A late period worried about your cycle, but do you know you aren’t pregnant? Periods missed or late occur for many other reasons than pregnancy. Common causes can differ between hormonal imbalances and severe medical conditions.
Twice in a woman’s life, it is also quite common to be unusual for her period: when she begins first, and when she starts menopause. Your natural cycle can become abnormal as your system goes through the process.
The majority of women without menopause typically have a cycle every 28 days. However, every 21 to 35 days a stable menstrual cycle is possible.
If this is not your time, it can be for one of the aforementioned reasons.
- Stress can throw away your hormones, change the daily schedule, and even affect your hypothalamus part of the brain. Stress can lead over time to disease or sudden weight gain and loss, all affecting your cycle.
When you think your time could go by, try practicing techniques of relaxation and changing your lifestyle. Bringing more exercise to your diet can help you get back on track.
- Small bodyweight Missing periods may occur for women with eating disorders such as anorexia nervosa or bulimia. It can change the way the body functions and avoid ovulation by weighing 10% below what is considered a normal height range ( for More visits here ). Treatment and healthy weight procedure for your eating disorder can revert back your cycle to normal. Women involved in an extreme exercise like marathons may also interrupt their cycles.
- Obesity Like low weight, hormone changes can be caused by excess weight. When they decide if obesity is a factor in your late or missed time, the doctor will prescribe a diet and exercise schedule.
- Polycystic Ovary Syndrome (PCOS) PCOS is a syndrome in which more of the male androgen is formed in your body. As a result of this hormone disequilibrium, cysts form on the ovaries. This can irregularize ovulation or completely stop it.
- Birth control Whether you continue or depart from birth control, you will experience a change in your cycle. Birth control pills include estrogen and progestin hormones, which block egg releases from your ovaries. Up to six months can be expected until your cycle is again consistent once the pill is stopped. Other forms of contraception implanted or injected may also cause missed periods.
- The chronic diseases of your menstrual cycle can also affect chronic diseases, such as diabetes and coeliac diseases. Changes in your blood sugar are linked to hormonal change, which may cause you to have an abnormal period even if it is rarely regulated diabetes.
Celiac disease causes inflammation, which can harm your small intestine, and prevent the absorption of essential nutrients in your body. Late or missing periods can occur.
- Many women begin to menopause between the ages of 45-55. Early peri-menopause Late perimenopause is known for women who develop symptoms around 40 or earlier. That means that you have a decline in egg supply, which means that periods and finally the menstruation will be missed.
- Thyroid problems The cause of late or missed periods may be an overactive or underactive thyroid gland.
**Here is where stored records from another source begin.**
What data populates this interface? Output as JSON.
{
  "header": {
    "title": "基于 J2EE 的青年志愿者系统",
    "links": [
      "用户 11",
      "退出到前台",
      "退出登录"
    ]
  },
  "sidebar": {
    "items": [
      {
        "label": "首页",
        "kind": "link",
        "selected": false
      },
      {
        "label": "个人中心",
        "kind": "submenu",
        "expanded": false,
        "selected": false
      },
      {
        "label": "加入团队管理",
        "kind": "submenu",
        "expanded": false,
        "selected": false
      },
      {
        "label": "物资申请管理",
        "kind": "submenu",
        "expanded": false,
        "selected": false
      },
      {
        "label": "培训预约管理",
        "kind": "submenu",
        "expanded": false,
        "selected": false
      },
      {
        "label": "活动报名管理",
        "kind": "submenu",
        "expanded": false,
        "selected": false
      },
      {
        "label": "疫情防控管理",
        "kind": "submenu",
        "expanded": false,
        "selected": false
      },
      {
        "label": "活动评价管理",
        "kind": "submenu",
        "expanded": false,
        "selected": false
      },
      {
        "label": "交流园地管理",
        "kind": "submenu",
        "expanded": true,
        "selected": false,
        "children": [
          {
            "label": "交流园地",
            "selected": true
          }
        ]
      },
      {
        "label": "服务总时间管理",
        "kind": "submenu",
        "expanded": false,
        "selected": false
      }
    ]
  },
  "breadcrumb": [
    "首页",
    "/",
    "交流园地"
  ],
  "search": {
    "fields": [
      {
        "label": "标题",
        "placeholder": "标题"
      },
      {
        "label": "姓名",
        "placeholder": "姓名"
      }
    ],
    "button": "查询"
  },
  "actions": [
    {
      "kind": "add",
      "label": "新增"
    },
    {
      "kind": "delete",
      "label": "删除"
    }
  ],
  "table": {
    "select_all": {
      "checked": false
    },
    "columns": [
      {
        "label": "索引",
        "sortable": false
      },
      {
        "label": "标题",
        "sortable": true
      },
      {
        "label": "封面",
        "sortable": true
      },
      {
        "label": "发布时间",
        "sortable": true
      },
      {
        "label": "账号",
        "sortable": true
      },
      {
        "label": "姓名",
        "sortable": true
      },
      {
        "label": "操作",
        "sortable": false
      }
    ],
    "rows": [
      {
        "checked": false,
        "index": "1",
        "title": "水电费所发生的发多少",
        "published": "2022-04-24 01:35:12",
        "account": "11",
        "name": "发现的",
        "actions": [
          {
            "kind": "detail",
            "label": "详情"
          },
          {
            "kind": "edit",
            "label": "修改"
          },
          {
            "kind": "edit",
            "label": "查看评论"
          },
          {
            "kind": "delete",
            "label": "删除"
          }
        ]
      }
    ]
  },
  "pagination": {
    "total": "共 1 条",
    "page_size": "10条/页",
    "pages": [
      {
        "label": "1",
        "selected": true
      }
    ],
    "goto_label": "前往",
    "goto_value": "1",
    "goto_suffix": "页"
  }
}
The thyroid regulates the metabolism of your body, and hormone levels can also be affected. Normally, thyroid problems can be treated with medications. Your time will probably return to normal following diagnosis.